Monday, August 3, 2009

L-O-L-A, Lola...

On Thursday night, Nick, Louisa and I piled into Nick's car for the hour-long drive into Cleveland for dinner at one of the city's most beloved restaurants, Michael Symon's Lola. The menu is heavy on the pork and the cured meats, which seemed a good sign.

Lola is on East Fourth Street, an area targeted for revitalization. Walk two blocks in either direction, and you're in a rather dead area of downtown Cleveland - but Fourth Street is alive and bustling, full of people walking, drinking, and eating.

We had reserved three seats at the chef's table, and the hostess seated us graciously (despite our being a few minutes late). The chef's table is an elevated, bar-like spot right next to the open kitchen, with a fantastic view of each and every station - a circumstance which only made it harder to decide what to order. I ordered a gin gimlet and got down to the business of choosing.

For my starter, I ordered the pork belly with coffee, apricot and almonds. While I enjoyed the play of salty and sweet (I do love bacon and fruit together, as you know), I thought the dish could have used a bit more spice (maybe more of the pepper that seemed more of a garnish) and a little more contrast in texture: the pureed apricot sauce was silky and well-made, but didn't do much to offset the soft, fatty texture of the belly.

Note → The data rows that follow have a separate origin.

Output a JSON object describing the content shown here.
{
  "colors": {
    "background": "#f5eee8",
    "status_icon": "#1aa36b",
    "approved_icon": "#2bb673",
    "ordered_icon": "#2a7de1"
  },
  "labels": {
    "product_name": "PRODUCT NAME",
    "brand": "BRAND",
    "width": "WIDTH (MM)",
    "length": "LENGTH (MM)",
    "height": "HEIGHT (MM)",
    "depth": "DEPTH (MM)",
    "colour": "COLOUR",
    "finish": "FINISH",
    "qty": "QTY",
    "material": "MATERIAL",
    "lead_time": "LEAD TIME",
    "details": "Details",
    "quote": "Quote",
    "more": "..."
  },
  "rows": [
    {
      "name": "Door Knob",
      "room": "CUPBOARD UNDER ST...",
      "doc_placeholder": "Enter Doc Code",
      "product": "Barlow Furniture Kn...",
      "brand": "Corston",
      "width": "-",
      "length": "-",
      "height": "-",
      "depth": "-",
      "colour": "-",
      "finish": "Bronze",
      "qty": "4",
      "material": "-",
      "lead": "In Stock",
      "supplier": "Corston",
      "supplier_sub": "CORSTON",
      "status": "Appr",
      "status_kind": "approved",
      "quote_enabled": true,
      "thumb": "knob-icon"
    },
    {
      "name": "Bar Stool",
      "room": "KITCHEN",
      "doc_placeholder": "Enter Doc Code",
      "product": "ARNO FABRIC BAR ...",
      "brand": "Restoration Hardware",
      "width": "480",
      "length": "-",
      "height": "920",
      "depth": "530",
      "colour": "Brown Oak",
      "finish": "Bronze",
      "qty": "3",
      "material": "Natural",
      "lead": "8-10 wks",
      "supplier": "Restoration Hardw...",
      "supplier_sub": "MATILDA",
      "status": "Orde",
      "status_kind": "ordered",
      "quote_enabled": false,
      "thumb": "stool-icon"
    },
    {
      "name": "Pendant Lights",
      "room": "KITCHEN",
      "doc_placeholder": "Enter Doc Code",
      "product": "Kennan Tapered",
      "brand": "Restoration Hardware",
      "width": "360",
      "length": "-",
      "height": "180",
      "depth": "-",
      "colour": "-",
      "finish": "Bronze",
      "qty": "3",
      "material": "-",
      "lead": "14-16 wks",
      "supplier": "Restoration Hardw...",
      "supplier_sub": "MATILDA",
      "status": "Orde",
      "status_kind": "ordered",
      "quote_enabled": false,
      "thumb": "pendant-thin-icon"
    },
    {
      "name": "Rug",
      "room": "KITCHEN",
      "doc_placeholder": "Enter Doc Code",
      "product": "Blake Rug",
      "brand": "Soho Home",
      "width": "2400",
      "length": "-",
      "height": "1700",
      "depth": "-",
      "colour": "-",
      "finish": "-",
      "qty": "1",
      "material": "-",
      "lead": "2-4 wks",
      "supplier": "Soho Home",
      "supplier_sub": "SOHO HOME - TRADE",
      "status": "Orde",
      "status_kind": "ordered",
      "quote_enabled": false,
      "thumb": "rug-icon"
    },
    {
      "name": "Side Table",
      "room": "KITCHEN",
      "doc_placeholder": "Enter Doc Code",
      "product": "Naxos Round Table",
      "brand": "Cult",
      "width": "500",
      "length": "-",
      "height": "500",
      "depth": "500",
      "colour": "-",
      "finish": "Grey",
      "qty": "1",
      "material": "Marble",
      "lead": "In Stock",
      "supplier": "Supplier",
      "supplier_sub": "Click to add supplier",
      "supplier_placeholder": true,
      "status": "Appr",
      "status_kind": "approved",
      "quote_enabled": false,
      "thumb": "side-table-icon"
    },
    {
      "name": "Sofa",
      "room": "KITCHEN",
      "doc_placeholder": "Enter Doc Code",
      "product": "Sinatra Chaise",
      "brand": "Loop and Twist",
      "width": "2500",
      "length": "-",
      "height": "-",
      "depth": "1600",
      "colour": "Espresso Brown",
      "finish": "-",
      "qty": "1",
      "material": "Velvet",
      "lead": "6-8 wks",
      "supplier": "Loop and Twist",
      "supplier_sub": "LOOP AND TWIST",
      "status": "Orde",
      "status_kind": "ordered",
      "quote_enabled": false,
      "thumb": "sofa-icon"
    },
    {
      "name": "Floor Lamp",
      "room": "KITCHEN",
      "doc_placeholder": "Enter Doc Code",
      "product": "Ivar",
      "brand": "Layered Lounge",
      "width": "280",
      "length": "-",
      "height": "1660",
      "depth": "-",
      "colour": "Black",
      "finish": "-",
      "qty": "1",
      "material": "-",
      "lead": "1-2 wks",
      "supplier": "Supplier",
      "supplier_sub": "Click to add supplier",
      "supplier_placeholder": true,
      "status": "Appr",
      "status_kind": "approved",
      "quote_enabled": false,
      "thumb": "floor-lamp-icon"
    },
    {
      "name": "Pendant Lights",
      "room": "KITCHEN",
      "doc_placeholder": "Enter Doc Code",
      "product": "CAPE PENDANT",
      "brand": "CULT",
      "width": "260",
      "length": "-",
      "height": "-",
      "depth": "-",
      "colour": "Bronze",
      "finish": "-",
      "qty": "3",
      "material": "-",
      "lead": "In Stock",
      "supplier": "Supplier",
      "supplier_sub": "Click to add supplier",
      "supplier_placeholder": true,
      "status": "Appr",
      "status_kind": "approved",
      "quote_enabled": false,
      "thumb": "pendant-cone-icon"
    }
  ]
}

My main was the far more successful duck with romesco sauce. Romesco is made with nuts (usually almonds or hazelnuts), roasted red pepper and garlic. This version used smoked almonds, which added different twist that went well with the rich duck. Along with haricots verts and a sprinkling of shaved almonds (seemingly a favored garnish at Lola), the duck came with a few charred scallions.

The dish was topped with thinly sliced zucchini that tasted somewhat bland on its own, but worked like alchemy with the duck and sauce to elevate the sauce's garlicky zing. My only complaint here was that there simply wasn't enough of the charred scallion to go with every single bite; I had to ration it out. I ate every last bit of this dish, and it took all my dignity to keep from licking the plate clean.

For dessert, I went for the 6 A.M. special, billed as French toast with maple-bacon ice cream and maple syrup. Quintessentially American in its flavors and playfulness, but still a bit refined, this dish captured the spirit of the restaurant - midwestern ingredients and flavors crossed with techniques imported from the wider world, and all done with a healthy dose of fun.

No comments:

Blog Widget by LinkWithin